The Young Adult Institute (YAI) is conducting a program of research regarding the attitudes of employers and professionals regarding the employment of persons with disabilities. As part of this program YAI has conducted a national study of the attitudes of Fortune 500 corporate executives toward hiring persons with severe disabilities that finds favorable attitudes (cf. Levy, Jessop, Rimmerman, and Levy, 1992), but questions remain regarding attitudes of employers in regional, statewide, and local labor markets with which most rehabilitation agencies work. A study of regional and local employers adds to the program of research smaller companies that are not included in the Fortune 500 sample, as well as opening the door to types of industries present in New York State that may be typical of other local and regional labor markets that are served by other rehabilitation agencies. With these concerns in mind a statewide study was developed and conducted cooperatively by YAI and the New York State Office of Vocational and Educational Services to Individuals With Disabilities (VESID).
As with the national study the basic issue was to describe the attitudes of employers toward the employment of persons with severe handicaps, and the factors related to differences among employers in their attitudes toward the employment of persons with severe handicaps. It is important to identify types of employers who are more or less favorable in order to be able to target employer education programs and to make most effective use of job development efforts. This paper presents preliminary data illustrating the types of variation that exist among a group of employers.
Data and Method
A mail questionnaire was developed that included two attitude measures and questions about characteristics of the companies and respondent demographics. The questionnaires were addressed to the company, with the request that the form be turned over to the person responsible for hiring.
This questionnaire was sent in three mailings over the period of August-December, 1988, to a systematic sample of 7,676 companies doing business in New York State, which were over 25% of the approximately 27,000 companies of the TRINET Economic Development Data Base. The post office returned 976 questionnaires as undeliverable; 418 (or 6.2%) completed questionnaires were returned to VESID and forwarded to YAI for analysis.

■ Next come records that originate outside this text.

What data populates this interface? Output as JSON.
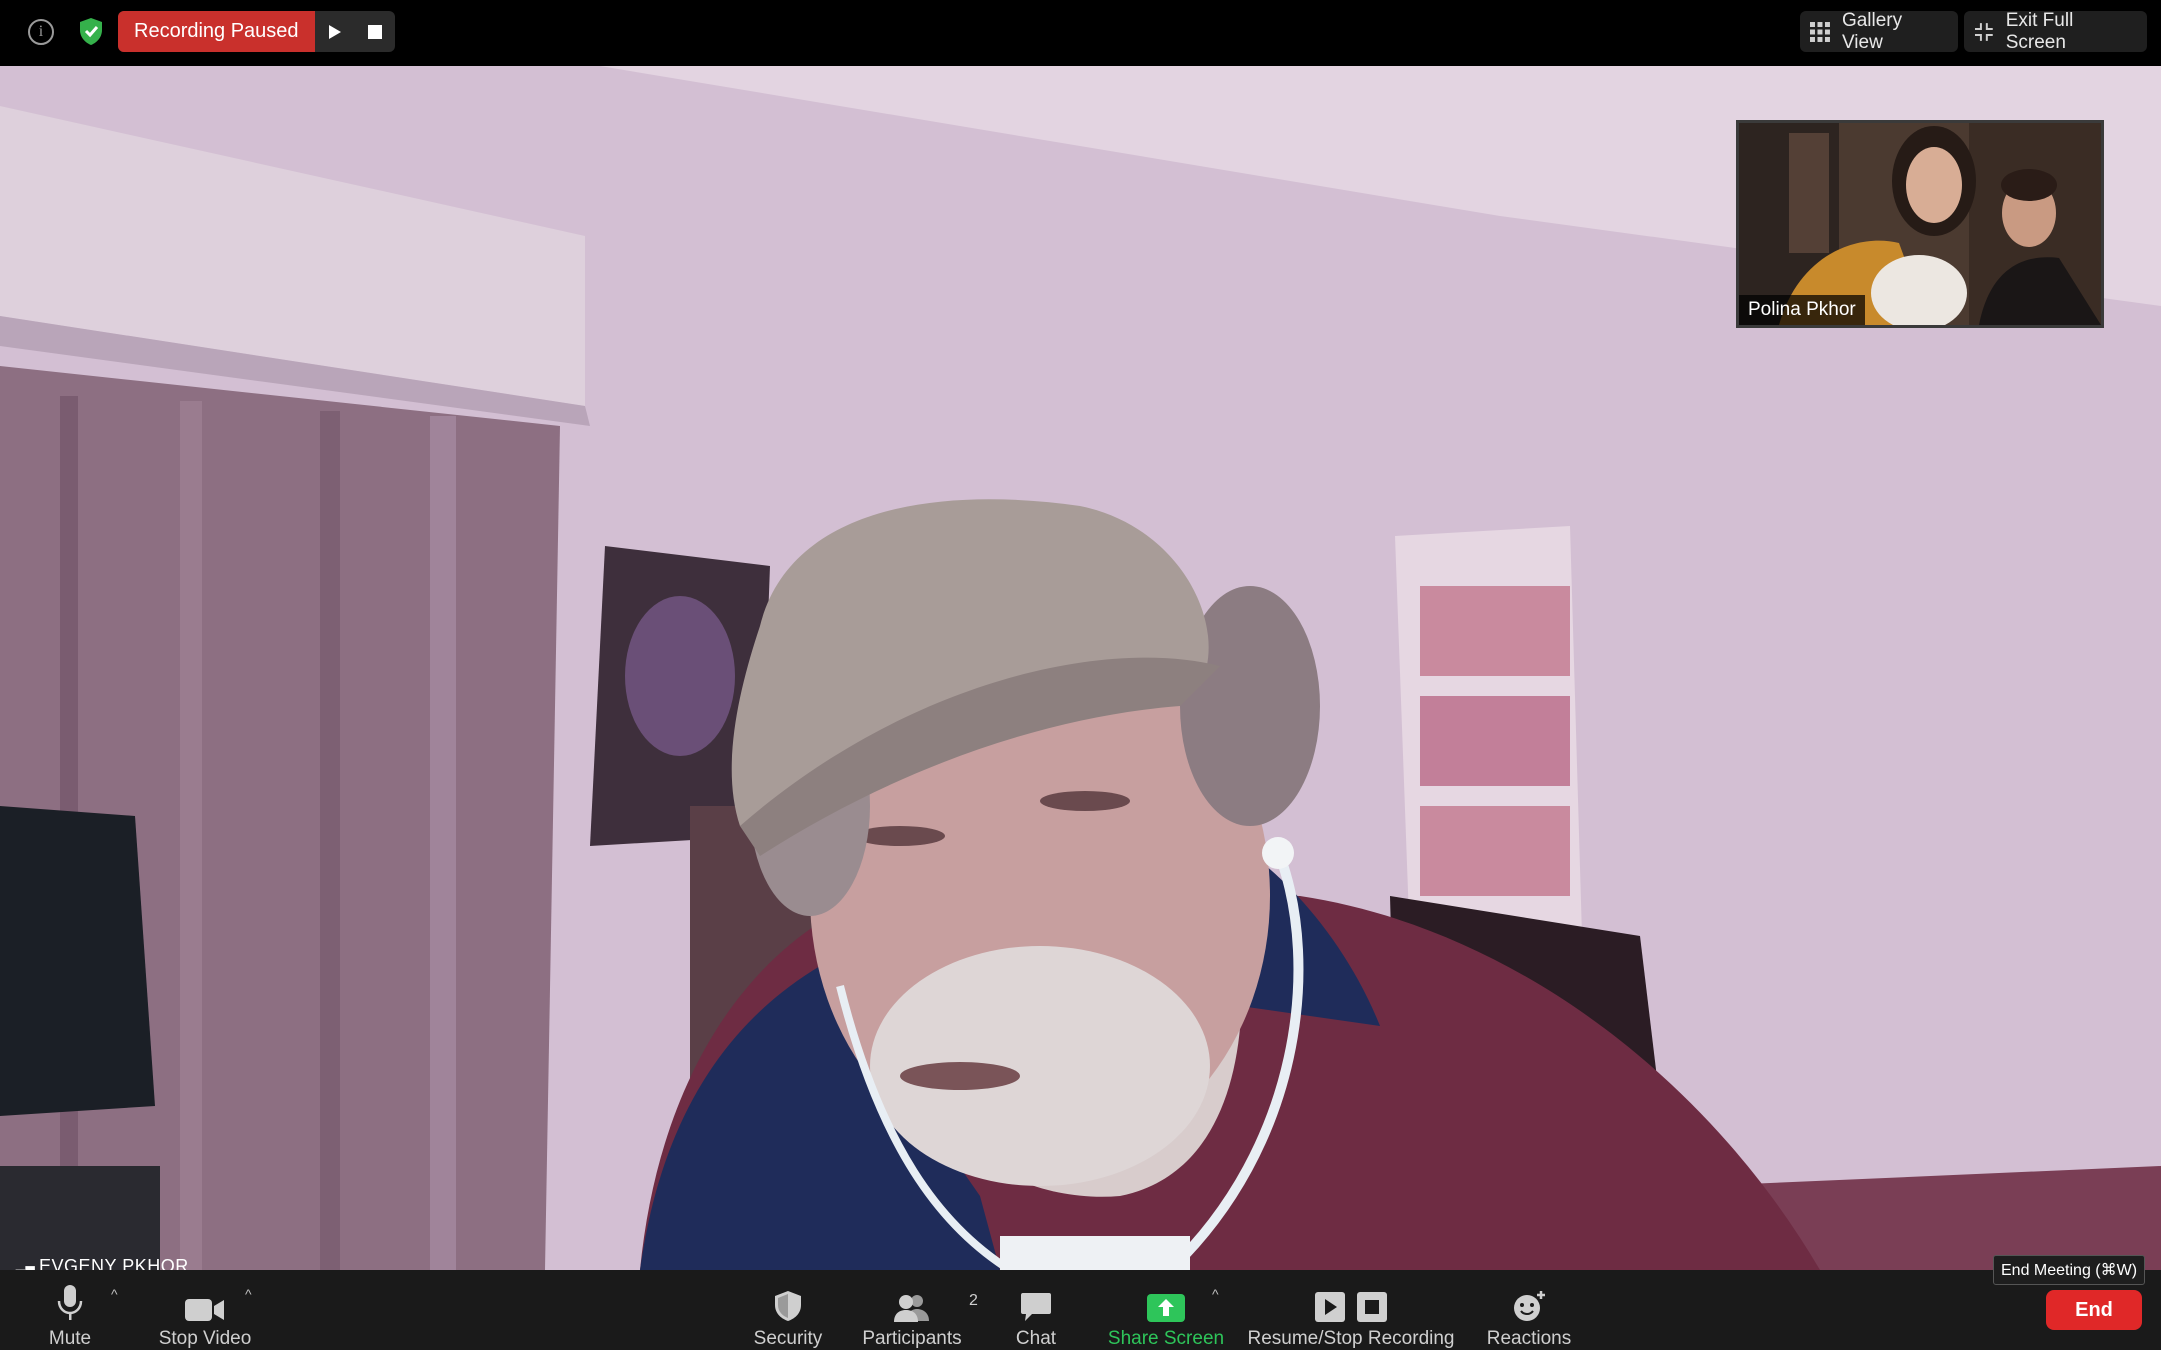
{
  "topbar": {
    "recording_status": "Recording Paused",
    "gallery_view_label": "Gallery View",
    "exit_fullscreen_label": "Exit Full Screen"
  },
  "main_video": {
    "participant_name": "EVGENY PKHOR"
  },
  "self_view": {
    "participant_name": "Polina Pkhor"
  },
  "toolbar": {
    "mute_label": "Mute",
    "stop_video_label": "Stop Video",
    "security_label": "Security",
    "participants_label": "Participants",
    "participants_count": "2",
    "chat_label": "Chat",
    "share_screen_label": "Share Screen",
    "recording_label": "Resume/Stop Recording",
    "reactions_label": "Reactions",
    "end_tooltip": "End Meeting (⌘W)",
    "end_label": "End"
  },
  "colors": {
    "recording_red": "#c9302c",
    "share_green": "#2ec55a",
    "end_red": "#e02828",
    "shield_green": "#35b14b"
  },
  "icons": [
    "info-icon",
    "shield-icon",
    "play-icon",
    "stop-icon",
    "grid-icon",
    "exit-fullscreen-icon",
    "microphone-icon",
    "camera-icon",
    "security-shield-icon",
    "participants-icon",
    "chat-bubble-icon",
    "share-screen-icon",
    "reactions-icon"
  ]
}
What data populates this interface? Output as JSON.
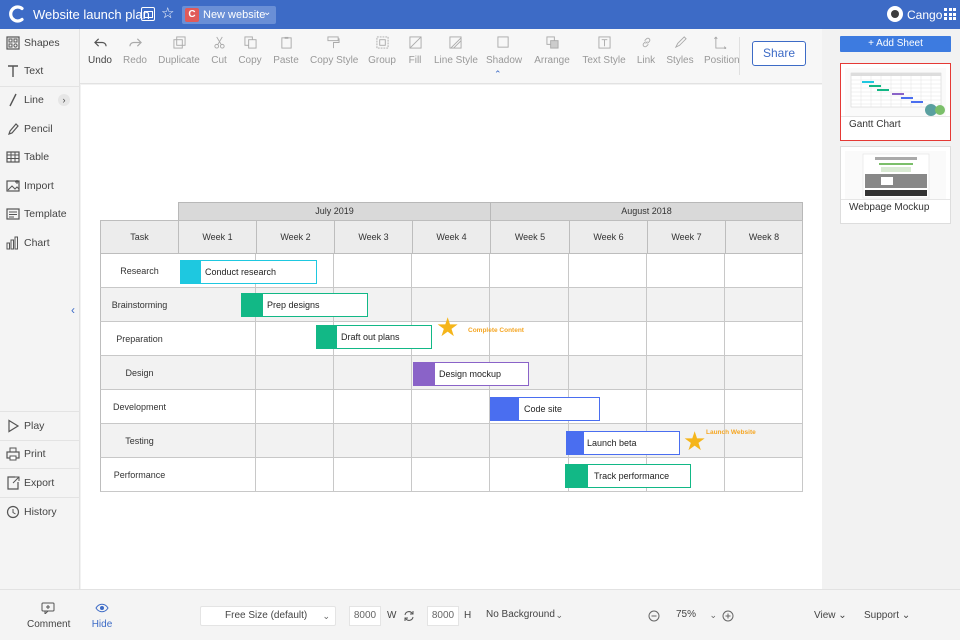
{
  "app": {
    "doc_title": "Website launch plan",
    "folder_badge": "C",
    "folder_name": "New website",
    "user_name": "Cango"
  },
  "left_tools": [
    {
      "label": "Shapes",
      "icon": "shapes-icon"
    },
    {
      "label": "Text",
      "icon": "text-icon"
    },
    {
      "label": "Line",
      "icon": "line-icon"
    },
    {
      "label": "Pencil",
      "icon": "pencil-icon"
    },
    {
      "label": "Table",
      "icon": "table-icon"
    },
    {
      "label": "Import",
      "icon": "image-import-icon"
    },
    {
      "label": "Template",
      "icon": "template-icon"
    },
    {
      "label": "Chart",
      "icon": "bar-chart-icon"
    }
  ],
  "left_actions": [
    {
      "label": "Play",
      "icon": "play-icon"
    },
    {
      "label": "Print",
      "icon": "printer-icon"
    },
    {
      "label": "Export",
      "icon": "export-icon"
    },
    {
      "label": "History",
      "icon": "history-icon"
    }
  ],
  "toolbar": {
    "undo": "Undo",
    "redo": "Redo",
    "duplicate": "Duplicate",
    "cut": "Cut",
    "copy": "Copy",
    "paste": "Paste",
    "copy_style": "Copy Style",
    "group": "Group",
    "fill": "Fill",
    "line_style": "Line Style",
    "shadow": "Shadow",
    "arrange": "Arrange",
    "text_style": "Text Style",
    "link": "Link",
    "styles": "Styles",
    "position": "Position",
    "share": "Share"
  },
  "gantt": {
    "months": [
      "July 2019",
      "August 2018"
    ],
    "task_header": "Task",
    "weeks": [
      "Week 1",
      "Week 2",
      "Week 3",
      "Week 4",
      "Week 5",
      "Week 6",
      "Week 7",
      "Week 8"
    ],
    "tasks": [
      "Research",
      "Brainstorming",
      "Preparation",
      "Design",
      "Development",
      "Testing",
      "Performance"
    ],
    "bars": [
      {
        "label": "Conduct research",
        "color": "#1ec8e0"
      },
      {
        "label": "Prep designs",
        "color": "#12b886"
      },
      {
        "label": "Draft out plans",
        "color": "#12b886"
      },
      {
        "label": "Design mockup",
        "color": "#8a63c8"
      },
      {
        "label": "Code site",
        "color": "#4a6ef0"
      },
      {
        "label": "Launch beta",
        "color": "#4a6ef0"
      },
      {
        "label": "Track performance",
        "color": "#12b886"
      }
    ],
    "milestones": [
      {
        "label": "Complete Content",
        "color": "#f5b51a"
      },
      {
        "label": "Launch Website",
        "color": "#f5b51a"
      }
    ]
  },
  "right_panel": {
    "add_sheet": "+ Add Sheet",
    "sheets": [
      {
        "name": "Gantt Chart",
        "active": true
      },
      {
        "name": "Webpage Mockup",
        "active": false
      }
    ]
  },
  "bottom": {
    "comment": "Comment",
    "hide": "Hide",
    "page_size": "Free Size (default)",
    "width": "8000",
    "width_label": "W",
    "height": "8000",
    "height_label": "H",
    "background": "No Background",
    "zoom": "75%",
    "view": "View",
    "support": "Support"
  }
}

The response rate was that obtained from a single mailing to each employer as resources were subsequently unavailable to conduct intensive follow-up efforts with non-respondents. …